How can brands and agencies solve this? My advice is that even if your approach is holistic, have internal separation between these two, so when facing direct communication with a blogger you have two points of contact – one for news/PR and another one for marketing/sponsored opportunities. Define their roles very clearly from the beginning, while building relationships with bloggers. Of course this could be a challenge for smaller brands or agencies, which don’t have multiple resources to allocate for blogger communications. However I think there is no shame in communicating it to the bloggers, as well as making a clear statement about your brand policy regarding paying, gifts etc. This will only make a blogger’s job easier.

Another great way to prevent any confusion would be to use a network to execute any paid marketing/advertising initiatives, thus guaranteeing the separation between the two. At this point, almost all prominent/professional bloggers are represented by one of the networks. Networks make your job as a marketer worry free by handling all communications, negotiations, contracts and billing, as well as providing insights into the best way to work with the influencers.

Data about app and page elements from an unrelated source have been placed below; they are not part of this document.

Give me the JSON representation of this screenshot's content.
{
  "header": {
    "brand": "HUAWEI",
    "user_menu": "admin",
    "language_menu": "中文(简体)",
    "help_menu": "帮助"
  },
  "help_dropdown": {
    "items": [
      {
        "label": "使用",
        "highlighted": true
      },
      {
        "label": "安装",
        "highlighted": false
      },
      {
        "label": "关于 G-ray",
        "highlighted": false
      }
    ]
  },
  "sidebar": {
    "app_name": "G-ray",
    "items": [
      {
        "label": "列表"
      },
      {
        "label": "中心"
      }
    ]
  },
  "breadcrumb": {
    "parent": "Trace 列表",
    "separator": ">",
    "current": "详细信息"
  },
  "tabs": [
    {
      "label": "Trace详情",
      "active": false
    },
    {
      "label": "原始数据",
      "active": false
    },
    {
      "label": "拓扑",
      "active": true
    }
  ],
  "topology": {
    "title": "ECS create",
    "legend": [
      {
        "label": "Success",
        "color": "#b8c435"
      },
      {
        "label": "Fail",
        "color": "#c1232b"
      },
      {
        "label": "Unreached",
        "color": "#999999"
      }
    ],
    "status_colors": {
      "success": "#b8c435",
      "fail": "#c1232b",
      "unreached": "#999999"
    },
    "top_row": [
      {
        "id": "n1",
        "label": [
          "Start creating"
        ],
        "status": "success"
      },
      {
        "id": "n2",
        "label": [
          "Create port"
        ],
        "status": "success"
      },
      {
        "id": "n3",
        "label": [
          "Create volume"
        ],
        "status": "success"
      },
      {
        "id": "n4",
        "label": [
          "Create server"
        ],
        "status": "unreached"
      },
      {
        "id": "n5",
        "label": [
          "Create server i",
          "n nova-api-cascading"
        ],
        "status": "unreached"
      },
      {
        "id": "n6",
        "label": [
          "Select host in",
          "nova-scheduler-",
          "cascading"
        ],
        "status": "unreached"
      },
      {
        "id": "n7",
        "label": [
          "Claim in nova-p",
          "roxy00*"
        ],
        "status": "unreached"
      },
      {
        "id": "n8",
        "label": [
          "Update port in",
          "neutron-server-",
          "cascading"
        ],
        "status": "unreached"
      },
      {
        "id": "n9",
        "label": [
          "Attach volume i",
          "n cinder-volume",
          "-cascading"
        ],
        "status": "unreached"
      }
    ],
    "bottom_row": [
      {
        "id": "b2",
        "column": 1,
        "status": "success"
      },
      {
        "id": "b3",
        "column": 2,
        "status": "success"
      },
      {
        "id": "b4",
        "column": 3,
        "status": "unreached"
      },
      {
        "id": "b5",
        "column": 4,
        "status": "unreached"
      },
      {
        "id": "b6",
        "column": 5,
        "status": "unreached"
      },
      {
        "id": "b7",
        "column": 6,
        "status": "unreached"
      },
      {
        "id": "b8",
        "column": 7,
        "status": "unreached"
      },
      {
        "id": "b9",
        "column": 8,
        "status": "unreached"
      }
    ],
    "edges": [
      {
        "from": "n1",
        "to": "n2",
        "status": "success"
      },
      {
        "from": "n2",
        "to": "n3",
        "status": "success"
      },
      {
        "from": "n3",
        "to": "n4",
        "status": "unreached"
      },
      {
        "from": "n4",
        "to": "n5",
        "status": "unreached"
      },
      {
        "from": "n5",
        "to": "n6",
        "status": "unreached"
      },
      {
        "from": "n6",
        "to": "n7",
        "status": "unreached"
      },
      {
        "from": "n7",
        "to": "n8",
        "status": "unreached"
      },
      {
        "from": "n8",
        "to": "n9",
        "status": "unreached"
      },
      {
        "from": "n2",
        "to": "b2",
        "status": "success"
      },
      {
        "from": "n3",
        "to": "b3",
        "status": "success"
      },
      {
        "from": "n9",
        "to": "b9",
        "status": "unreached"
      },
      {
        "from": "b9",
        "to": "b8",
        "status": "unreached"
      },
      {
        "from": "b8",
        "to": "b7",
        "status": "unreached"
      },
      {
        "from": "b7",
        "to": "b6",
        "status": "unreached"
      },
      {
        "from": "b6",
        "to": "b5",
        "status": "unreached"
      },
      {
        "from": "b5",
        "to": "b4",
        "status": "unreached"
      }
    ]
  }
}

I’m sure as the space evolves we will see changes in this process, but right now smart brands are realizing the importance of relationships with  influencers. They allocate resources to manage the diverse aspects of their relationships, preventing the awkward negotiations and confusion. Still, the main reason for the awkwardness is in the different point of views of the bloggers – what is pay-for-play for some is an opportunity of a lifetime for others. In my book I use several pages to define the differences between editorial and sponsored content, and then a few more to talk about the various kinds of sponsored content. When in doubt whether this should be a pay-for-play engagement or an editorial feature, ask yourself a few questions:

  • Does it add value to blog’s readers? Will they be interested in actually reading about this subject, or will they feel like they’re been duped into reading an advertisement?
  • Does it have a story? Some promotions can be pretty clever and have an interesting/unique story behind them. However this doesn’t make them editorial.
  • Was it advertised on other sites? Have you seen this content as a paid banner, advertorial or newsletter campaign on other sites?

I think if both sides ask themselves these questions it would help prevent any uncomfortable situations and focus on building healthy working relationships between bloggers and brands.